Just sold off your house? Well, you now have to use 50% of your cash profits to pay for your new flat. This means that half your cash will always be locked up (as long as you still want to stay in a HDB flat anyway).
I wonder who might actually say that’s a good thing?
It’s a bit different if you were to buy a flat first before selling your current one first though (but the end result’s essentially the same). Here’s the explanation from HDB:
”For those who buy their next flat before selling the existing one, the proceeds from the sale of their existing flat would not have been realised when they first apply for an HDB loan. To help them buy a flat, HDB will first grant them a bigger loan at commercial interest rates The commercial interest rates are pegged to the 3-month average non-promotional interest rate for HDB flats offered by the 3 local banks. Currently, the rate is 3.82%. after they draw down their CPF balance. After the sale of their existing flat, they will have to redeem this loan with the full CPF refund from sale of the existing flat and part of the cash proceeds as described in paragraph 4. Upon redemption, the loan will be converted to a concessionary rate loan.”

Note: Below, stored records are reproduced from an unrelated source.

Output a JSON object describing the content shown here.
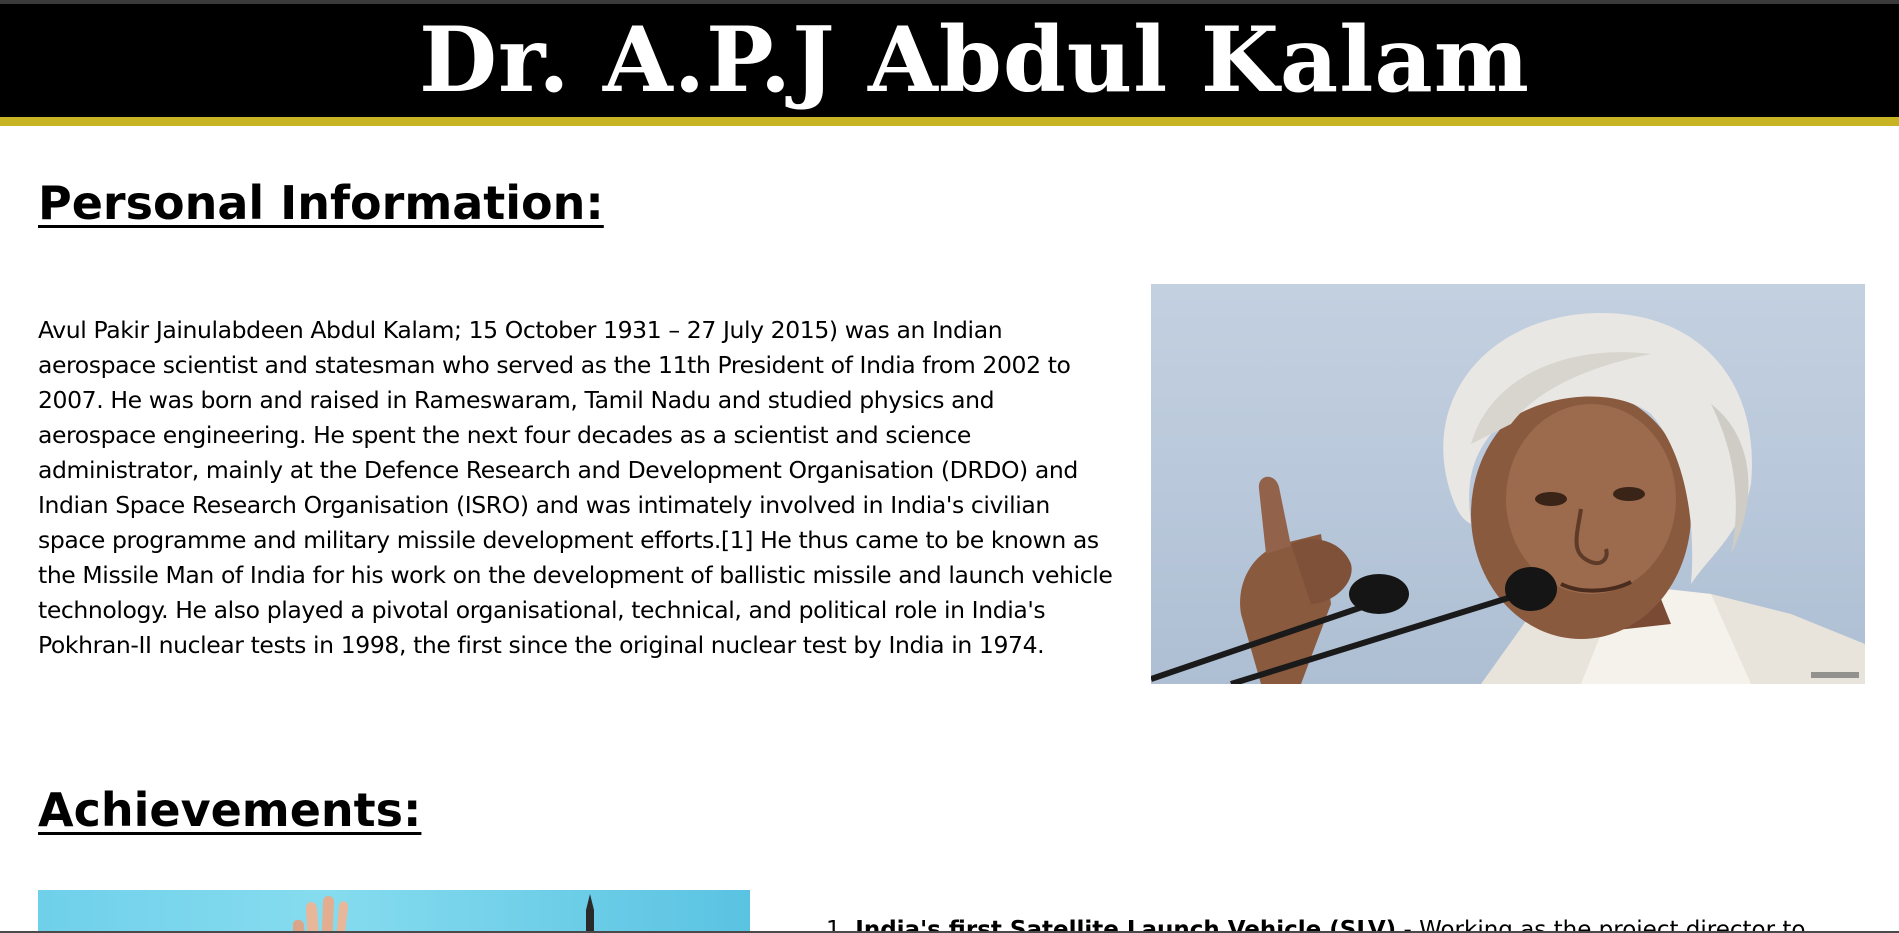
{
  "header": {
    "title": "Dr. A.P.J Abdul Kalam"
  },
  "personal": {
    "heading": "Personal Information:",
    "bio": "Avul Pakir Jainulabdeen Abdul Kalam; 15 October 1931 – 27 July 2015) was an Indian aerospace scientist and statesman who served as the 11th President of India from 2002 to 2007. He was born and raised in Rameswaram, Tamil Nadu and studied physics and aerospace engineering. He spent the next four decades as a scientist and science administrator, mainly at the Defence Research and Development Organisation (DRDO) and Indian Space Research Organisation (ISRO) and was intimately involved in India's civilian space programme and military missile development efforts.[1] He thus came to be known as the Missile Man of India for his work on the development of ballistic missile and launch vehicle technology. He also played a pivotal organisational, technical, and political role in India's Pokhran-II nuclear tests in 1998, the first since the original nuclear test by India in 1974."
  },
  "achievements": {
    "heading": "Achievements:",
    "items": [
      {
        "number": "1.",
        "title": "India's first Satellite Launch Vehicle (SLV)",
        "text": "- Working as the project director to"
      }
    ]
  },
  "colors": {
    "header_bg": "#000000",
    "header_border": "#c8b323",
    "header_text": "#ffffff",
    "page_bg": "#ffffff"
  },
  "icons": {
    "portrait": "portrait-photo",
    "achievement_image": "missile-launch-photo"
  }
}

For PRs married to a Singapore citizen, HDB is going to withhold $10,000 of such couples’ housing subsidies when purchasing a resale flat in an attempt to encourage PRs to take up citizenship.
Alternatively, they’ll have to pay a $10,000 premium when buying a new HDB flat. The money will be returned once the PR takes up citizenship or the couple produces a Singaporean child.
Permanent Residents (PRs) will now find it a little bit harder to get a HDB flat after new regulations were announced last Friday.
For PRs married to a Singapore citizen, HDB is going to withhold $10,000 of such couples’ housing subsidies when purchasing a resale flat in an attempt to encourage PRs to take up citizenship. Alternatively, you’ll have to pay a $10,000 premium when buying a new HDB flat. The money will be returned once the PR takes up citizenship or the couple produces a Singaporean child.
Last Friday (5/03/2010), HDB announced new changes to the minimum occupation period (MOP) for HDB flats. It’s aimed at reducing speculation in the market which has seen property prices soaring in the last few months.
The MOP for resale HDB flats is now 3 years, regardless of the type of loan (or none at all, for that matter) that you’re taking. Essentially, the government is trying to get the message across that HDB flats are for occupation, not for investment. If you’re buying a new flat direct from HDB, the MOP is still 5 years.
We wonder how excited you’ll be when we tell you that the professional fees for engaging an agent are DEDUCTIBLE for your subsequent tenancies. As you’re sitting there in front of your computer, reading this page with your hand on your mouse, your curiosity increases and you are wondering this will affect you when you engage our professional services.
I realized soon after writing a post about how much you can expect to pay for your initial HDB rental payments and the new HDB registration law, I should actually go into the rental procedure itself. Well, it looks like I finally got round to it! It’s not a complicated procedure, and I’m sure you’ll be able to wrap your arms around it in no time.
Let’s start with the things you’ll have to bring along:
- Photocopied passport
- Photocopied employment pass
- Good faith deposit of one month rental
The Straits Times reported yesterday that the median Cash-over-valuation (COV) for HDB flats hit a new high in the fourth quarter of 2009. COVs are cash premiums that a buyer has to pay over the bank’s valuation of the flat. Why do we have to pay a COV, you might ask.